in other words, Braxton gets it. he understands what a massive undertaking it is for someone to try to parse his musical and linguistic systems, and maybe Lock's endeavor even put him on the spot a little bit, made him clarify oblique terms that he was hiding behind. Lock never flinches, just drills right through, asking Braxton to define his pet words like "restructuralist" "co-ordinate musics," etc. it would be a mistake for a writer to swallow this stuff whole, just as it would be a mistake for a critic to dismiss it as highfalutin' garbage, as so many have done vis a vis Braxton.

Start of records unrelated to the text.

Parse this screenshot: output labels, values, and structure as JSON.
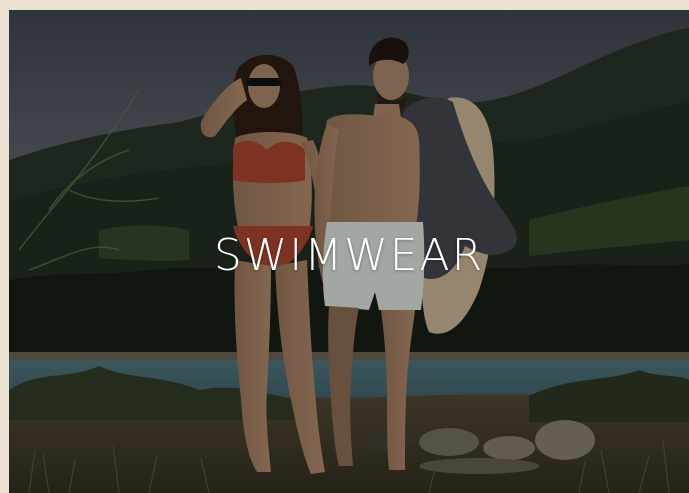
{
  "hero": {
    "title": "SWIMWEAR"
  },
  "colors": {
    "page_background": "#ece2d3",
    "title_text": "#ffffff"
  }
}
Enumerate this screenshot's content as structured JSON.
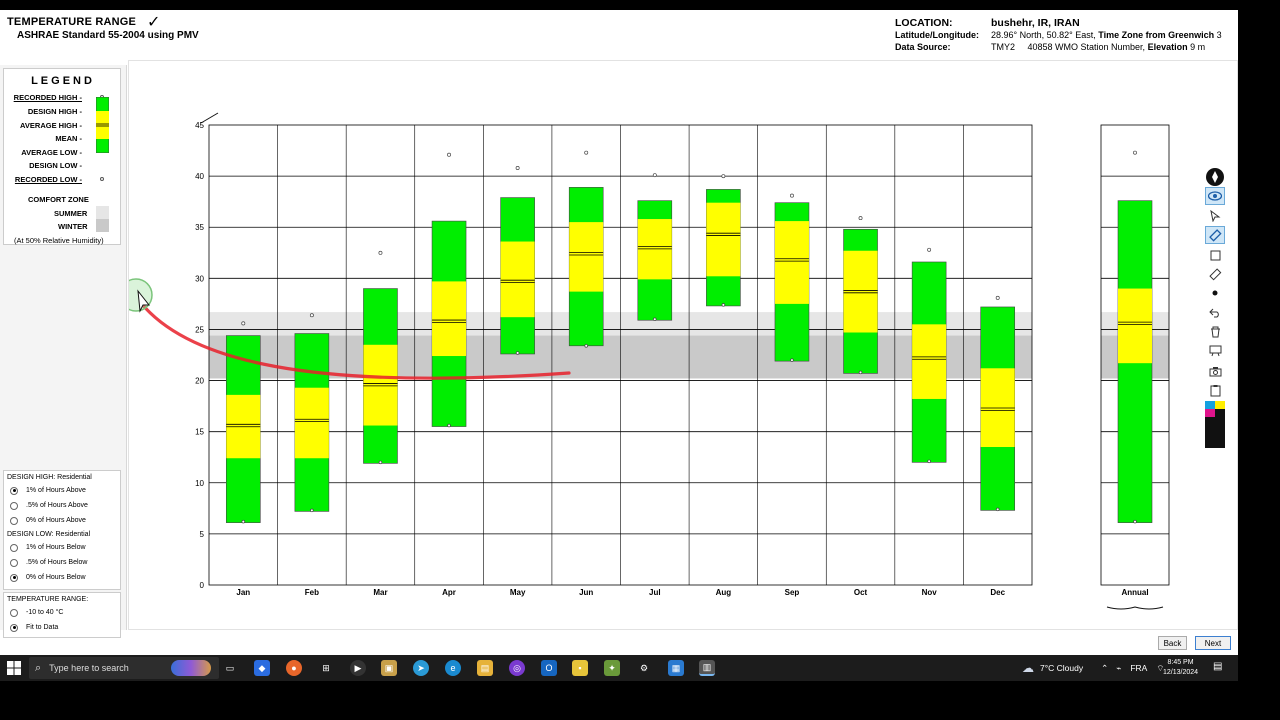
{
  "header": {
    "title": "TEMPERATURE RANGE",
    "subtitle": "ASHRAE Standard 55-2004 using PMV",
    "location_label": "LOCATION:",
    "location_value": "bushehr, IR, IRAN",
    "latlon_label": "Latitude/Longitude:",
    "latlon_value": "28.96° North, 50.82° East,",
    "timezone_label": "Time Zone from Greenwich",
    "timezone_value": "3",
    "source_label": "Data Source:",
    "source_value": "TMY2     40858 WMO Station Number,",
    "elevation_label": "Elevation",
    "elevation_value": "9 m"
  },
  "legend": {
    "title": "LEGEND",
    "recorded_high": "RECORDED HIGH -",
    "design_high": "DESIGN HIGH -",
    "average_high": "AVERAGE HIGH -",
    "mean": "MEAN -",
    "average_low": "AVERAGE LOW -",
    "design_low": "DESIGN LOW -",
    "recorded_low": "RECORDED LOW -",
    "comfort_zone": "COMFORT ZONE",
    "summer": "SUMMER",
    "winter": "WINTER",
    "humidity_note": "(At 50% Relative Humidity)"
  },
  "options": {
    "design_high": {
      "title": "DESIGN HIGH:  Residential",
      "items": [
        {
          "label": "1% of Hours Above",
          "selected": true
        },
        {
          "label": ".5% of Hours Above",
          "selected": false
        },
        {
          "label": "0% of Hours Above",
          "selected": false
        }
      ]
    },
    "design_low": {
      "title": "DESIGN LOW:  Residential",
      "items": [
        {
          "label": "1% of Hours Below",
          "selected": false
        },
        {
          "label": ".5% of Hours Below",
          "selected": false
        },
        {
          "label": "0% of Hours Below",
          "selected": true
        }
      ]
    },
    "temp_range": {
      "title": "TEMPERATURE RANGE:",
      "items": [
        {
          "label": "-10 to 40 °C",
          "selected": false
        },
        {
          "label": "Fit to Data",
          "selected": true
        }
      ]
    }
  },
  "chart_data": {
    "type": "box",
    "categories": [
      "Jan",
      "Feb",
      "Mar",
      "Apr",
      "May",
      "Jun",
      "Jul",
      "Aug",
      "Sep",
      "Oct",
      "Nov",
      "Dec"
    ],
    "annual_label": "Annual",
    "y_ticks": [
      0,
      5,
      10,
      15,
      20,
      25,
      30,
      35,
      40,
      45
    ],
    "ylim": [
      0,
      45
    ],
    "recorded_high": [
      25.3,
      26.1,
      32.2,
      41.8,
      40.5,
      42.0,
      39.8,
      39.7,
      37.8,
      35.6,
      32.5,
      27.8
    ],
    "design_high": [
      24.4,
      24.6,
      29.0,
      35.6,
      37.9,
      38.9,
      37.6,
      38.7,
      37.4,
      34.8,
      31.6,
      27.2
    ],
    "average_high": [
      18.6,
      19.3,
      23.5,
      29.7,
      33.6,
      35.5,
      35.8,
      37.4,
      35.6,
      32.7,
      25.5,
      21.2
    ],
    "mean": [
      15.6,
      16.1,
      19.6,
      25.8,
      29.7,
      32.4,
      33.0,
      34.3,
      31.8,
      28.7,
      22.2,
      17.2
    ],
    "average_low": [
      12.4,
      12.4,
      15.6,
      22.4,
      26.2,
      28.7,
      29.9,
      30.2,
      27.5,
      24.7,
      18.2,
      13.5
    ],
    "design_low": [
      6.1,
      7.2,
      11.9,
      15.5,
      22.6,
      23.4,
      25.9,
      27.3,
      21.9,
      20.7,
      12.0,
      7.3
    ],
    "recorded_low": [
      6.1,
      7.2,
      11.9,
      15.5,
      22.6,
      23.3,
      25.9,
      27.3,
      21.9,
      20.7,
      12.0,
      7.3
    ],
    "annual": {
      "recorded_high": 42.0,
      "design_high": 37.6,
      "average_high": 29.0,
      "mean": 25.6,
      "average_low": 21.7,
      "design_low": 6.1,
      "recorded_low": 6.1
    },
    "comfort_zone": {
      "summer": [
        20.2,
        26.7
      ],
      "winter": [
        20.2,
        24.4
      ]
    },
    "colors": {
      "design": "#00ee00",
      "average": "#ffff00",
      "summer": "#e6e6e6",
      "winter": "#c9c9c9",
      "annotation": "#e8202a"
    }
  },
  "toolbar": {
    "icons": [
      "pen-logo-icon",
      "eye-icon",
      "pointer-icon",
      "highlighter-icon",
      "square-icon",
      "eraser-icon",
      "dot-icon",
      "undo-icon",
      "trash-icon",
      "projector-icon",
      "camera-icon",
      "clipboard-icon",
      "color-palette-icon"
    ]
  },
  "nav": {
    "back": "Back",
    "next": "Next"
  },
  "taskbar": {
    "search_placeholder": "Type here to search",
    "weather": "7°C  Cloudy",
    "language": "FRA",
    "time": "8:45 PM",
    "date": "12/13/2024"
  }
}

whatever you think of Braxton, reading this book, there's no doubt that he's a genius worthy of having such a book written about him, worthy of being studied and analyzed and yes, critiqued, but more importanly appreciated. Braxton's insights are too numerous to recount. suffice it to say that if you read this book, you'll receive incredible insight into jazz, period. Braxton has an incredibly holistic viewpoint on the music and his whole theory of restructuralists (Parker, Coltrane, Ayler, etc.) and stylists (Warne Marsh, Jackie McLean, etc.) is a really useful framework. so are his theories of sexism, "the myth of the sweating brow," "black exotica" and the countless other prejudices that have infected the music. you'll also get some great humor out of the guy (at one point, he hits upon the idea to establish a chain in England and serve "Braxburgers"). he's just a fascinating person to "be around," and Lock lets you do that; his reactions always seem honest, and he knows just when to ask for clarification and when to let Braxton hold on to his obliquity.
as i said, there are a million insights into music and life here. this is only one. Braxton offers:
"When you establish a consistent body of work it makes its own reality, and there's no way it can be put down or put up: it bcomes something that exists for human beings, a body of musics that will help people on the planet."
i say amen to that. Graham Lock did too, and he and Braxton have got a timeless work of scholarship to show for it. i'd suggest you pick up a copy posthaste.